Martha Rosler

Description

Martha Rosler is an American artist. She works in photography and photo text, video, installation, sculpture, and performance, as well as writing about art and culture. Rosler’s work is centered on everyday life and the public sphere, often with an eye to women’s experience. Wikipedia

Website: http://www.martharosler.net

Rosler’s work is quite diverse, but can be seen as underwriiten by four main themes around the question ‘What is subjectivity in the context of late capitalism?’

  • Biopolitical: the way that power orchestrates the body, particularly for women. Draws on de Beauvoir, Lefevre and later Foucault.
  • Everyday/ordinary/banale and commodification
  • Vernacular projects referencing Pop Art, snapshot photography and citizen journalism
  • Urbanism an political economy of place

Her work is directly linked to her activism: feminist, anti-power, anti-militarist and in support of human subjectivity. She draws on the theory and practice of ‘estrangement’ of Brecht and Godard where the work invites the viewer to recognise/misrecognise and then deny the content of what they are seeing – leading to critical thinking – leading to taking a position that things should be different.

She has used image and text in different ways. Some of her work is very effective in exploiting gaps and contradictions between the two ‘descriptive systems’.

The Bowery in Two Inadequate Descriptive Systems

This work is a large gallery frieze of a series of photographs of buildings and store fronts with bottles in various positions as traces of events, as a dyptych with ‘poems to alcohol’ – lists of words and phrases referring to drunkenness. They were produced as a counter to what Rosler sees as the voyeuristic and parasitic photography of homeless people and people with alcohol issues with quotations from them that are often taken by students, journalists or NGOs.

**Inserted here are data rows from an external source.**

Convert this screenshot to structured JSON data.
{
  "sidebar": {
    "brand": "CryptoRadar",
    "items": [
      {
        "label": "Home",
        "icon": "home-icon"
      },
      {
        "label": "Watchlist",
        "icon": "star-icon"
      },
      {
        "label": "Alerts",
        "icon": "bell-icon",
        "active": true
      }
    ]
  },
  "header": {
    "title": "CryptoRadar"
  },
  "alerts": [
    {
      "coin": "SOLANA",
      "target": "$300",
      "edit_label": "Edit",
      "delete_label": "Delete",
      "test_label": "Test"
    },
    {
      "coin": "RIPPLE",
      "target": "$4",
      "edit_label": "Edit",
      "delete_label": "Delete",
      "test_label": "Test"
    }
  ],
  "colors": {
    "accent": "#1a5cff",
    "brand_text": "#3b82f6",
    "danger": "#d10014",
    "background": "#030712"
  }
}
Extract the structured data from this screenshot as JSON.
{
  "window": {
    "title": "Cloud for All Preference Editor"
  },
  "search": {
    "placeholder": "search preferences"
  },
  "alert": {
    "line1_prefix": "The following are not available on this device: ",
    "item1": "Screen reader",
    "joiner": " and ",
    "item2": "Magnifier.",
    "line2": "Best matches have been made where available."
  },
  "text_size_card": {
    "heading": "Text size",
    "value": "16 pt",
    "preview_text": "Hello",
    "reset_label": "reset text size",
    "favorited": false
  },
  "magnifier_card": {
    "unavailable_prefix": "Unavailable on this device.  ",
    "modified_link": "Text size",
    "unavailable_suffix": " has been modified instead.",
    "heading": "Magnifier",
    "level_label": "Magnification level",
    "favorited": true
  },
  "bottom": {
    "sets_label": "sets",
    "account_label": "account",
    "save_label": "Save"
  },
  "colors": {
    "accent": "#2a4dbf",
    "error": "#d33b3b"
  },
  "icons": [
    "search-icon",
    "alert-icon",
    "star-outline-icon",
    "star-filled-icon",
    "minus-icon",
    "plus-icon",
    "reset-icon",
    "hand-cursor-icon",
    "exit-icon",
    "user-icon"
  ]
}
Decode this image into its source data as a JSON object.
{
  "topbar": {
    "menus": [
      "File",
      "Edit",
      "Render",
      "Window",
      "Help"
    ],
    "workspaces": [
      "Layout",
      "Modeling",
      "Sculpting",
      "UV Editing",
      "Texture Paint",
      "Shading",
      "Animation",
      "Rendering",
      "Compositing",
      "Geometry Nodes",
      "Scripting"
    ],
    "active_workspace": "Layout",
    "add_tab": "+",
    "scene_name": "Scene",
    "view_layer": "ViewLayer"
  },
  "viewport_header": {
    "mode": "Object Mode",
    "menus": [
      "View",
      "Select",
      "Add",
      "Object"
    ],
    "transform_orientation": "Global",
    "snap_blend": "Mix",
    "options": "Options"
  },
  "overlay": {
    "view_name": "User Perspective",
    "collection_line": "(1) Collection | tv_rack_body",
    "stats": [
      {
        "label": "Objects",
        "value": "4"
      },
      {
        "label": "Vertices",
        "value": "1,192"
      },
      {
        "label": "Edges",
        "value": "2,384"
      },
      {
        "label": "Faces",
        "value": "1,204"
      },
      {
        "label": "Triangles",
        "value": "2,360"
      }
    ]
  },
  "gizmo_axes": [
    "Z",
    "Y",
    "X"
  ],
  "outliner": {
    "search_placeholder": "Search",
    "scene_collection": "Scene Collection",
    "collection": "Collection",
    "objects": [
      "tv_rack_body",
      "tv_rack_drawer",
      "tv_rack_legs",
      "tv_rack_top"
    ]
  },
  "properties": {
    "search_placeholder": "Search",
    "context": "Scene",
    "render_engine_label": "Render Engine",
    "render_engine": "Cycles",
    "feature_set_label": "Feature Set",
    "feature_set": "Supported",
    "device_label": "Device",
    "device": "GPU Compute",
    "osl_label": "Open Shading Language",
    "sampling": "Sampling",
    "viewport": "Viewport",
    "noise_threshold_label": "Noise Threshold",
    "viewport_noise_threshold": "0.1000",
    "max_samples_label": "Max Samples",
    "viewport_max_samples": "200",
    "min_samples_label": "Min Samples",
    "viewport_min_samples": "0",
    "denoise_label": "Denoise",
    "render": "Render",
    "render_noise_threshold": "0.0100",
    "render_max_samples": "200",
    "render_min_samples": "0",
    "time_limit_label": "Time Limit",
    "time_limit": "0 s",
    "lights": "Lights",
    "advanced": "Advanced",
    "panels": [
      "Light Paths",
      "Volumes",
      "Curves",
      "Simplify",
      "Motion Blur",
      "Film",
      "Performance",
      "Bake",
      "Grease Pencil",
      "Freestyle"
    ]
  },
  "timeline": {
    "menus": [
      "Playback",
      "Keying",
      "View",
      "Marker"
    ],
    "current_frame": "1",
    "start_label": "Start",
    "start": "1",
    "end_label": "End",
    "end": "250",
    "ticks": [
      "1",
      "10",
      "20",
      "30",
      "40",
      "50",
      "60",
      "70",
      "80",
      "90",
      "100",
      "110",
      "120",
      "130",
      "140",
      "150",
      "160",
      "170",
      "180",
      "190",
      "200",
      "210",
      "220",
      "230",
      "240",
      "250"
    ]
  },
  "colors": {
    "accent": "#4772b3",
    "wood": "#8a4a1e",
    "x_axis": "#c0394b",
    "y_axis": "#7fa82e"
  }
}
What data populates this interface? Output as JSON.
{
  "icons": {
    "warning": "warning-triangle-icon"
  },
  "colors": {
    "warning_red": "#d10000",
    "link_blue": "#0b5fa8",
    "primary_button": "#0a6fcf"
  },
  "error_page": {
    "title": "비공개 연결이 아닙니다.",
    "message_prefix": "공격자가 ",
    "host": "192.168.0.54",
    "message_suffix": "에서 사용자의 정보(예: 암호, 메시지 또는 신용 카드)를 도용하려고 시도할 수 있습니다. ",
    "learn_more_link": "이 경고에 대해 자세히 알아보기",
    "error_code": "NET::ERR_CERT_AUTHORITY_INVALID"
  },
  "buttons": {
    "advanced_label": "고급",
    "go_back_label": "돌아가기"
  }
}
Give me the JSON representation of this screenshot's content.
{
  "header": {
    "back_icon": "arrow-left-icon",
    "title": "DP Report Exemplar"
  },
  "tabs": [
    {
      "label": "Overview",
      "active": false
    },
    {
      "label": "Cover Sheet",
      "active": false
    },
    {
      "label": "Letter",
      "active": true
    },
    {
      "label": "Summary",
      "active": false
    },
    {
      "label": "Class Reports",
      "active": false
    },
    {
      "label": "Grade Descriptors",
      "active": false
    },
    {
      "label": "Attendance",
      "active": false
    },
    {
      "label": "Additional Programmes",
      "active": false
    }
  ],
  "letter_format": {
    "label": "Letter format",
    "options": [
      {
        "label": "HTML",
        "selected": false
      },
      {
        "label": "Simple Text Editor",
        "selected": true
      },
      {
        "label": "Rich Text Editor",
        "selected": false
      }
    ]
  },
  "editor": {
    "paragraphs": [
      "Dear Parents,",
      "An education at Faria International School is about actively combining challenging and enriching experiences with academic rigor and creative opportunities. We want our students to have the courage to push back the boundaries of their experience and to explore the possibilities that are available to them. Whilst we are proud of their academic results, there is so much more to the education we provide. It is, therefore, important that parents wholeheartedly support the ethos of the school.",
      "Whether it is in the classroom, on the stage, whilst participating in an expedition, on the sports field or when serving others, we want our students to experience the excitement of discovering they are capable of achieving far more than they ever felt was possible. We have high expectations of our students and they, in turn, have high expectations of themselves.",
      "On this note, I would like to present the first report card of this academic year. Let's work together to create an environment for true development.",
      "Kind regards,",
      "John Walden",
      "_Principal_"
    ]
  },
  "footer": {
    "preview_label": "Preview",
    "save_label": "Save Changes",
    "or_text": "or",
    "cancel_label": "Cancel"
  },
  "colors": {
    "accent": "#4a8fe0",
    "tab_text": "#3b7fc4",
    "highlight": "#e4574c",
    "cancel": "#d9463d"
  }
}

I find the unusual juxtaposition of two ‘ descriptive systems’ of image and text that are ‘inadequate’ in themselves to communicate collisions of power very poignant.

Semiotics of the Kitchen

Short video intended for easy showing and distribution shot in single frontal framing. Contrasts single spoken words for everyday kitchen objects with video of possible ways in which they can be used, generally with explicit or implicit violence and a dark feminist humour.

House beautiful: bringing the war home

House Beautiful: Bringing the War Back Home is an activist series of collage images that integrate comforting domestic images of American life (mostly from Life Magazine) life with images of the Vietnam war that were shown on TV each evening. She is concerned with the ways in which viewer distancing from identification with people in the photographs is achieved as a means of raising their political awareness. Some of these images are very striking in their juxtaposition and captioning eg ‘Cleaning the Drapes’. These images were photocopied and handed out to protesters on marches, and reprinted later as part of protest against other US comflicts eg Middle East.

Other works are much more direct and – I think to a modern audience used to very polished and well-constructed video on what are nowadays common themes – rather cliche. Though the same issues remain.

This 1977 video uses archive footage from US government eugenic experiments and links this with the explicit racism and violence underlying it (data on black and Southern Europeans was destroyed as ‘abnormal’, and the internalisation of ideal body types linked to anorexia and suicide. By modern standards the work is rather over-long, repetitive and direct.
Martha Rosler reads Vogue 1982 is a much more explicit critique of the fashion industry in terms of manipulation of women’s self-image and exploitation of workers. Although the narrative often contradicts the images, this is rather too obvious and (for a modern viewer) cliche. It is over long and unnecessarily repetitive in conveying what is actually a simple message. If the repetition itself is the point, then that needs to be made clear somehow.
Rather rambling unfortunately.
  • Look up
  • secrets from the Street
  • Middle East photomontages
  • Garage
  • Passionate Signals
  • rites of passage
  • airports